DATA RECORDS below:
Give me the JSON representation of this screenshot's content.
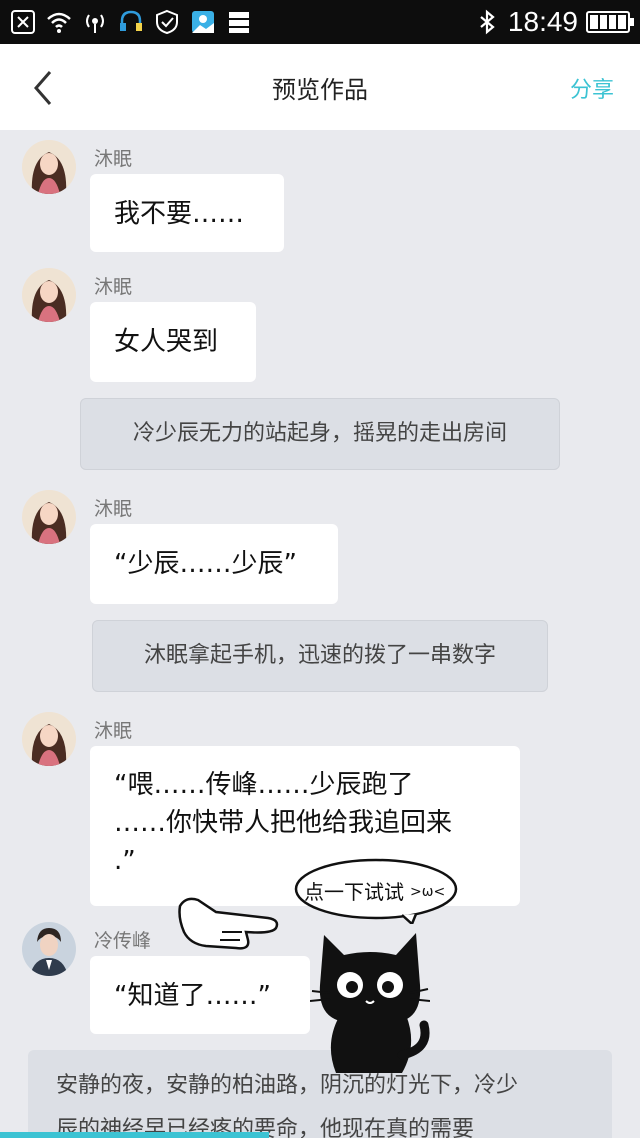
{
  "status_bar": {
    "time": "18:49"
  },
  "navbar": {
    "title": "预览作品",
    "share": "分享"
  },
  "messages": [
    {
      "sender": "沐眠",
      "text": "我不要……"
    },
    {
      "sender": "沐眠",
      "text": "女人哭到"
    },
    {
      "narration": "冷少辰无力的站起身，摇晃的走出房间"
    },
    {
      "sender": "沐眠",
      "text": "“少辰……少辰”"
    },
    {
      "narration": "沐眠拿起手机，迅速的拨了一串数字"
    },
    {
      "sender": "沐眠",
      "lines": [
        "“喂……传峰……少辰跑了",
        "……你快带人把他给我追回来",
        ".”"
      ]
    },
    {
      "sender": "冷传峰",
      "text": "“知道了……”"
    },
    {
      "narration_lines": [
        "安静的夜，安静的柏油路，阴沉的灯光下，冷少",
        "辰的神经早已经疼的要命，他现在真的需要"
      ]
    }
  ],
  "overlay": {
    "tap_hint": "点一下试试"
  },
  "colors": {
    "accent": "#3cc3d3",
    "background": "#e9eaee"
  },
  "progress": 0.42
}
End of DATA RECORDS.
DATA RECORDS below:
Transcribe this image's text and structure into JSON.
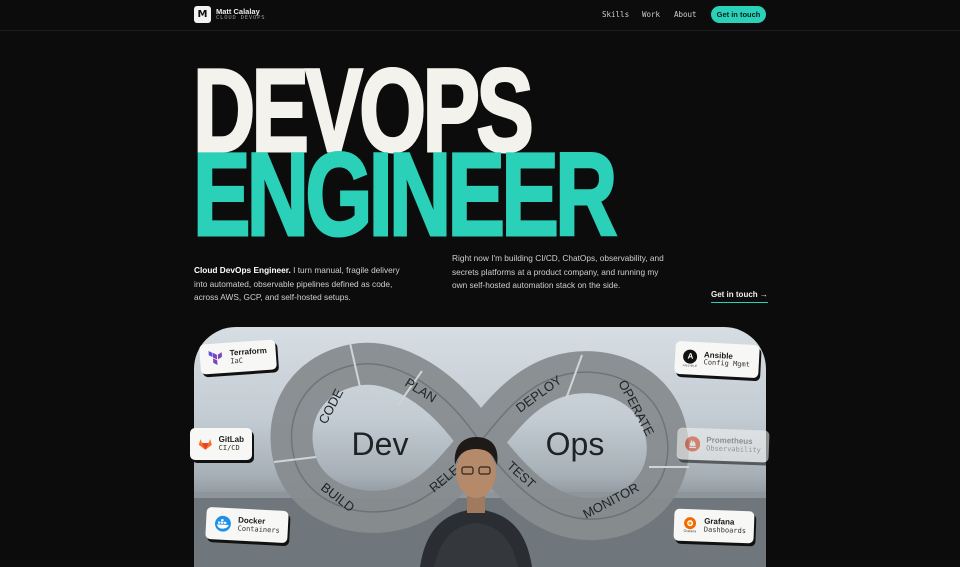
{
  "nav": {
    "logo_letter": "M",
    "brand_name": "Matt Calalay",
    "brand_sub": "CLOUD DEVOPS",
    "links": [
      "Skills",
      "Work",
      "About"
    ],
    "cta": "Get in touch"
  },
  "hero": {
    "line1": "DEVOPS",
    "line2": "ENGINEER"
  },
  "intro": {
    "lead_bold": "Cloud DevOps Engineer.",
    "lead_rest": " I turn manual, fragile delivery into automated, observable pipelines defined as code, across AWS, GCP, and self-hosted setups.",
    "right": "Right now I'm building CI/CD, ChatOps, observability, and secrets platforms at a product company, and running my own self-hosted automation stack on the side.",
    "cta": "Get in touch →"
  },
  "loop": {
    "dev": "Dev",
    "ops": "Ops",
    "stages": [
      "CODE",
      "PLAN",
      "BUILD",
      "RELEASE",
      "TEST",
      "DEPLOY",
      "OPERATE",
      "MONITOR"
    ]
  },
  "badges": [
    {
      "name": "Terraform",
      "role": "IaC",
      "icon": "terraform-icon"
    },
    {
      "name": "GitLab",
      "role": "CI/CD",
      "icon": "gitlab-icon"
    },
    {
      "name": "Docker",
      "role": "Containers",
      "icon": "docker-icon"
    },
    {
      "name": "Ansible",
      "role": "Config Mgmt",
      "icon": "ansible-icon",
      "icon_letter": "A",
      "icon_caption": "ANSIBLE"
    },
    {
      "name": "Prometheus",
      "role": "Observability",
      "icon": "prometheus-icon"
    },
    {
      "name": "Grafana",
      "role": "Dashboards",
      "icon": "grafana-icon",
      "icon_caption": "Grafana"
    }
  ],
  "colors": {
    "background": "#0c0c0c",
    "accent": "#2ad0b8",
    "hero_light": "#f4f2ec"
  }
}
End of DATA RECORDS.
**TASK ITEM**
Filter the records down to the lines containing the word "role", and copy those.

**ANSWER SECTION**
      "role": "IaC",
      "role": "CI/CD",
      "role": "Containers",
      "role": "Config Mgmt",
      "role": "Observability",
      "role": "Dashboards",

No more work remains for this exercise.